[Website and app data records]
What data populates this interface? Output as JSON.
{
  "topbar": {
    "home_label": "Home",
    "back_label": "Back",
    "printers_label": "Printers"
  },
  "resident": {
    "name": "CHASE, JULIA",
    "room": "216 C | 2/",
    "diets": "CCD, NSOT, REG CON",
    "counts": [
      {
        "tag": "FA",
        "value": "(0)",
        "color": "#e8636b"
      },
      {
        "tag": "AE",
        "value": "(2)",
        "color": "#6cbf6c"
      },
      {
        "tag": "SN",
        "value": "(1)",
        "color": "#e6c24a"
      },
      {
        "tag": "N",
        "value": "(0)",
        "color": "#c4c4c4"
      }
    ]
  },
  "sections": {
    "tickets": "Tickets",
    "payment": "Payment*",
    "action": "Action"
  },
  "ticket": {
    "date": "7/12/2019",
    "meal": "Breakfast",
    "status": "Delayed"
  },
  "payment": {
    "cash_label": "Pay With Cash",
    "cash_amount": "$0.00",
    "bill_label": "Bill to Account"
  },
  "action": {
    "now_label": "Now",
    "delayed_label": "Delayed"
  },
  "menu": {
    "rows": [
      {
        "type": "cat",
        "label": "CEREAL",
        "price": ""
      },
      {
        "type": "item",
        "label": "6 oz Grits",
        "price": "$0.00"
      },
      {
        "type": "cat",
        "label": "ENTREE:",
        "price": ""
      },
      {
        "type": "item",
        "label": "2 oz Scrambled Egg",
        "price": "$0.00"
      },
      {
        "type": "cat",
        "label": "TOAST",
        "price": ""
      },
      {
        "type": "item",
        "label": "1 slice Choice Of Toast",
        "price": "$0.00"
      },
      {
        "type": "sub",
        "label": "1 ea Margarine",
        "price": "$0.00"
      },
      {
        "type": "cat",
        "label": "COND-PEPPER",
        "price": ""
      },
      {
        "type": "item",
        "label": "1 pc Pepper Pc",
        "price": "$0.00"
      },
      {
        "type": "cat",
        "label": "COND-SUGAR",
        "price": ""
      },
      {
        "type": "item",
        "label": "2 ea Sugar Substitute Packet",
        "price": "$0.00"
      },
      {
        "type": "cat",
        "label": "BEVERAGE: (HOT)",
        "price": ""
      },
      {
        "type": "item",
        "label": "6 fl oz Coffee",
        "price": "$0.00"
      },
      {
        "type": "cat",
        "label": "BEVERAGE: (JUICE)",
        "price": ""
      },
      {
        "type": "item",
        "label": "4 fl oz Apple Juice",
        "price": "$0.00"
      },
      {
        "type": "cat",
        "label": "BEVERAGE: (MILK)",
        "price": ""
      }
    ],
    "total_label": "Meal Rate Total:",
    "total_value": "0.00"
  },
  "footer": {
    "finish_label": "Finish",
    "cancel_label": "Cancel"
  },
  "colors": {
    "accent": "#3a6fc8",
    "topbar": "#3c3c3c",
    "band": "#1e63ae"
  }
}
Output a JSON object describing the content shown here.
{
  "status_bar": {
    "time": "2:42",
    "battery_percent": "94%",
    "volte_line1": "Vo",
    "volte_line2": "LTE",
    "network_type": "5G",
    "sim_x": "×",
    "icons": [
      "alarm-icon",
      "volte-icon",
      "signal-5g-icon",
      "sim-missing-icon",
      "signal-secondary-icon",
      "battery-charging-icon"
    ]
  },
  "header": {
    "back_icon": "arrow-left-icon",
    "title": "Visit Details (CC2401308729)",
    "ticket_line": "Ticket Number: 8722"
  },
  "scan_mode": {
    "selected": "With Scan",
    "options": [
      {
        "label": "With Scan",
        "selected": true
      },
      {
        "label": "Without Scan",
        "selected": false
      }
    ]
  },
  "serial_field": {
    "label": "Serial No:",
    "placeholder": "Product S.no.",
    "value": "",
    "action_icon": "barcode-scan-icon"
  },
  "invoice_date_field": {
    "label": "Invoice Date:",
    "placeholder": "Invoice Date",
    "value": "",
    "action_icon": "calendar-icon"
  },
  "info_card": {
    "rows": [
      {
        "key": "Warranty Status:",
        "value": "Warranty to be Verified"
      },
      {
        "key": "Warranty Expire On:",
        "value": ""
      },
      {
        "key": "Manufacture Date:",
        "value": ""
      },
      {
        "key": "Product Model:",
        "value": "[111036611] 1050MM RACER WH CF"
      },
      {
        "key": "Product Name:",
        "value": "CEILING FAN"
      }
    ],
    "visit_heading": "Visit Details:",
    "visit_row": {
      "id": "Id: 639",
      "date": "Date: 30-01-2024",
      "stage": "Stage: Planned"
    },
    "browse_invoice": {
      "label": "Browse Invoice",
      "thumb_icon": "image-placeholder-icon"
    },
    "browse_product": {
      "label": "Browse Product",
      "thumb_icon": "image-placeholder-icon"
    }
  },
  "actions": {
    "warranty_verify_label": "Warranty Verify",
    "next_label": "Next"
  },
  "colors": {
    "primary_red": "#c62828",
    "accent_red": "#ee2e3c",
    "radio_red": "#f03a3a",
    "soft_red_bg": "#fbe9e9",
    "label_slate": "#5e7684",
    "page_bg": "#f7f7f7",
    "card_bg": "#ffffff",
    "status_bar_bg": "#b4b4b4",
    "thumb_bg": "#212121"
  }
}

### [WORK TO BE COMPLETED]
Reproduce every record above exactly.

### [WRITTEN ANSWER]
What data populates this interface? Output as JSON.
{
  "topbar": {
    "home_label": "Home",
    "back_label": "Back",
    "printers_label": "Printers"
  },
  "resident": {
    "name": "CHASE, JULIA",
    "room": "216 C | 2/",
    "diets": "CCD, NSOT, REG CON",
    "counts": [
      {
        "tag": "FA",
        "value": "(0)",
        "color": "#e8636b"
      },
      {
        "tag": "AE",
        "value": "(2)",
        "color": "#6cbf6c"
      },
      {
        "tag": "SN",
        "value": "(1)",
        "color": "#e6c24a"
      },
      {
        "tag": "N",
        "value": "(0)",
        "color": "#c4c4c4"
      }
    ]
  },
  "sections": {
    "tickets": "Tickets",
    "payment": "Payment*",
    "action": "Action"
  },
  "ticket": {
    "date": "7/12/2019",
    "meal": "Breakfast",
    "status": "Delayed"
  },
  "payment": {
    "cash_label": "Pay With Cash",
    "cash_amount": "$0.00",
    "bill_label": "Bill to Account"
  },
  "action": {
    "now_label": "Now",
    "delayed_label": "Delayed"
  },
  "menu": {
    "rows": [
      {
        "type": "cat",
        "label": "CEREAL",
        "price": ""
      },
      {
        "type": "item",
        "label": "6 oz Grits",
        "price": "$0.00"
      },
      {
        "type": "cat",
        "label": "ENTREE:",
        "price": ""
      },
      {
        "type": "item",
        "label": "2 oz Scrambled Egg",
        "price": "$0.00"
      },
      {
        "type": "cat",
        "label": "TOAST",
        "price": ""
      },
      {
        "type": "item",
        "label": "1 slice Choice Of Toast",
        "price": "$0.00"
      },
      {
        "type": "sub",
        "label": "1 ea Margarine",
        "price": "$0.00"
      },
      {
        "type": "cat",
        "label": "COND-PEPPER",
        "price": ""
      },
      {
        "type": "item",
        "label": "1 pc Pepper Pc",
        "price": "$0.00"
      },
      {
        "type": "cat",
        "label": "COND-SUGAR",
        "price": ""
      },
      {
        "type": "item",
        "label": "2 ea Sugar Substitute Packet",
        "price": "$0.00"
      },
      {
        "type": "cat",
        "label": "BEVERAGE: (HOT)",
        "price": ""
      },
      {
        "type": "item",
        "label": "6 fl oz Coffee",
        "price": "$0.00"
      },
      {
        "type": "cat",
        "label": "BEVERAGE: (JUICE)",
        "price": ""
      },
      {
        "type": "item",
        "label": "4 fl oz Apple Juice",
        "price": "$0.00"
      },
      {
        "type": "cat",
        "label": "BEVERAGE: (MILK)",
        "price": ""
      }
    ],
    "total_label": "Meal Rate Total:",
    "total_value": "0.00"
  },
  "footer": {
    "finish_label": "Finish",
    "cancel_label": "Cancel"
  },
  "colors": {
    "accent": "#3a6fc8",
    "topbar": "#3c3c3c",
    "band": "#1e63ae"
  }
}
Output a JSON object describing the content shown here.
{
  "status_bar": {
    "time": "2:42",
    "battery_percent": "94%",
    "volte_line1": "Vo",
    "volte_line2": "LTE",
    "network_type": "5G",
    "sim_x": "×",
    "icons": [
      "alarm-icon",
      "volte-icon",
      "signal-5g-icon",
      "sim-missing-icon",
      "signal-secondary-icon",
      "battery-charging-icon"
    ]
  },
  "header": {
    "back_icon": "arrow-left-icon",
    "title": "Visit Details (CC2401308729)",
    "ticket_line": "Ticket Number: 8722"
  },
  "scan_mode": {
    "selected": "With Scan",
    "options": [
      {
        "label": "With Scan",
        "selected": true
      },
      {
        "label": "Without Scan",
        "selected": false
      }
    ]
  },
  "serial_field": {
    "label": "Serial No:",
    "placeholder": "Product S.no.",
    "value": "",
    "action_icon": "barcode-scan-icon"
  },
  "invoice_date_field": {
    "label": "Invoice Date:",
    "placeholder": "Invoice Date",
    "value": "",
    "action_icon": "calendar-icon"
  },
  "info_card": {
    "rows": [
      {
        "key": "Warranty Status:",
        "value": "Warranty to be Verified"
      },
      {
        "key": "Warranty Expire On:",
        "value": ""
      },
      {
        "key": "Manufacture Date:",
        "value": ""
      },
      {
        "key": "Product Model:",
        "value": "[111036611] 1050MM RACER WH CF"
      },
      {
        "key": "Product Name:",
        "value": "CEILING FAN"
      }
    ],
    "visit_heading": "Visit Details:",
    "visit_row": {
      "id": "Id: 639",
      "date": "Date: 30-01-2024",
      "stage": "Stage: Planned"
    },
    "browse_invoice": {
      "label": "Browse Invoice",
      "thumb_icon": "image-placeholder-icon"
    },
    "browse_product": {
      "label": "Browse Product",
      "thumb_icon": "image-placeholder-icon"
    }
  },
  "actions": {
    "warranty_verify_label": "Warranty Verify",
    "next_label": "Next"
  },
  "colors": {
    "primary_red": "#c62828",
    "accent_red": "#ee2e3c",
    "radio_red": "#f03a3a",
    "soft_red_bg": "#fbe9e9",
    "label_slate": "#5e7684",
    "page_bg": "#f7f7f7",
    "card_bg": "#ffffff",
    "status_bar_bg": "#b4b4b4",
    "thumb_bg": "#212121"
  }
}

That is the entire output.